----- LISTED RECORDS
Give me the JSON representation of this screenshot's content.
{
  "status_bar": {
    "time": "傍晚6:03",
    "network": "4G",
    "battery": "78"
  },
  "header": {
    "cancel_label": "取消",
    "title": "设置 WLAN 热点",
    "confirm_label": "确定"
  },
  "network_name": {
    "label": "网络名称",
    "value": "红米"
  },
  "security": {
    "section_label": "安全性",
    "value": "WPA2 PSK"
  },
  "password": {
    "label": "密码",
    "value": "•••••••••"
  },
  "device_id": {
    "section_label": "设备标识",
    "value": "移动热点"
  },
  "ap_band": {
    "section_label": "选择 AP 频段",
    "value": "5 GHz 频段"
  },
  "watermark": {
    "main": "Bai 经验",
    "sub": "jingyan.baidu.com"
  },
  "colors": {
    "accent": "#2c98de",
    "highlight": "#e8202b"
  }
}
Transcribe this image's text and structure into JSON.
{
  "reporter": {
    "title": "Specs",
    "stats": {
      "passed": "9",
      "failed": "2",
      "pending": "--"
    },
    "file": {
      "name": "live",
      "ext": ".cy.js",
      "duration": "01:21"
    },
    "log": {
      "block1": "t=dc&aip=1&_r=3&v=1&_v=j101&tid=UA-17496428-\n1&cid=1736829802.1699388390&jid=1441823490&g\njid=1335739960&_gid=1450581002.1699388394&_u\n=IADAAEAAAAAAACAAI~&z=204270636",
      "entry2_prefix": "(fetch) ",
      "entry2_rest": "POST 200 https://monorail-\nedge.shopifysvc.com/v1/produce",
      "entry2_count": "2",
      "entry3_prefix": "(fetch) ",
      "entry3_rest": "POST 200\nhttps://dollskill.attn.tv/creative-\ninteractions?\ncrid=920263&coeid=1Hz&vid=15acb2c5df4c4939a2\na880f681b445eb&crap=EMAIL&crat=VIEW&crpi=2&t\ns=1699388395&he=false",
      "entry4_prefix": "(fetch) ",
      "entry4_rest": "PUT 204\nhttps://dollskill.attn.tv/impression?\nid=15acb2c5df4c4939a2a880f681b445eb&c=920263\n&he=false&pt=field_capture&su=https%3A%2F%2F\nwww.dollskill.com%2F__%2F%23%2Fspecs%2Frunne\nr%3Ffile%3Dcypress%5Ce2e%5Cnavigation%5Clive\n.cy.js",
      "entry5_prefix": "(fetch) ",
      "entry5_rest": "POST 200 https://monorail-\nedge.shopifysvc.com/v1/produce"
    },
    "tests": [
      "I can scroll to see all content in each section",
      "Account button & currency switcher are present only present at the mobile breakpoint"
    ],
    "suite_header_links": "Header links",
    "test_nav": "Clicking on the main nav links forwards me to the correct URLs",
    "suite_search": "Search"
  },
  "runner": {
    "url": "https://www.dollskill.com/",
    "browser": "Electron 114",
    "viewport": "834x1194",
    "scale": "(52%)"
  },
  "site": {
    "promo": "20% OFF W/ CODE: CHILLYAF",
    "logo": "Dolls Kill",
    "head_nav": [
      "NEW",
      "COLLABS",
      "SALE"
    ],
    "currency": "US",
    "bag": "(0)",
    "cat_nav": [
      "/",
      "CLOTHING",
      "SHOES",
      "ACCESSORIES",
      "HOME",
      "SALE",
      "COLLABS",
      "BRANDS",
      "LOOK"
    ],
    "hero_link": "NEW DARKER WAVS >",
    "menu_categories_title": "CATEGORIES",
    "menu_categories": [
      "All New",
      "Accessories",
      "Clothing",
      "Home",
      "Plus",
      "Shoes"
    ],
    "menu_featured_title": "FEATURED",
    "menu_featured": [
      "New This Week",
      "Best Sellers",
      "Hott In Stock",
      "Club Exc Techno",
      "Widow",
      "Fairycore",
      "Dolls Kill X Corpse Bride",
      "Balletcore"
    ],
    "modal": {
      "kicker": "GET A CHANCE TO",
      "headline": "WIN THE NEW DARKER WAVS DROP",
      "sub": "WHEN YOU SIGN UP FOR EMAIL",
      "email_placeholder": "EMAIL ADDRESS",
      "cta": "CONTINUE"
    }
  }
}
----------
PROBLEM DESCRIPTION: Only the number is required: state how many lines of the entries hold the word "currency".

RESPONSE TO THIS TASK: 2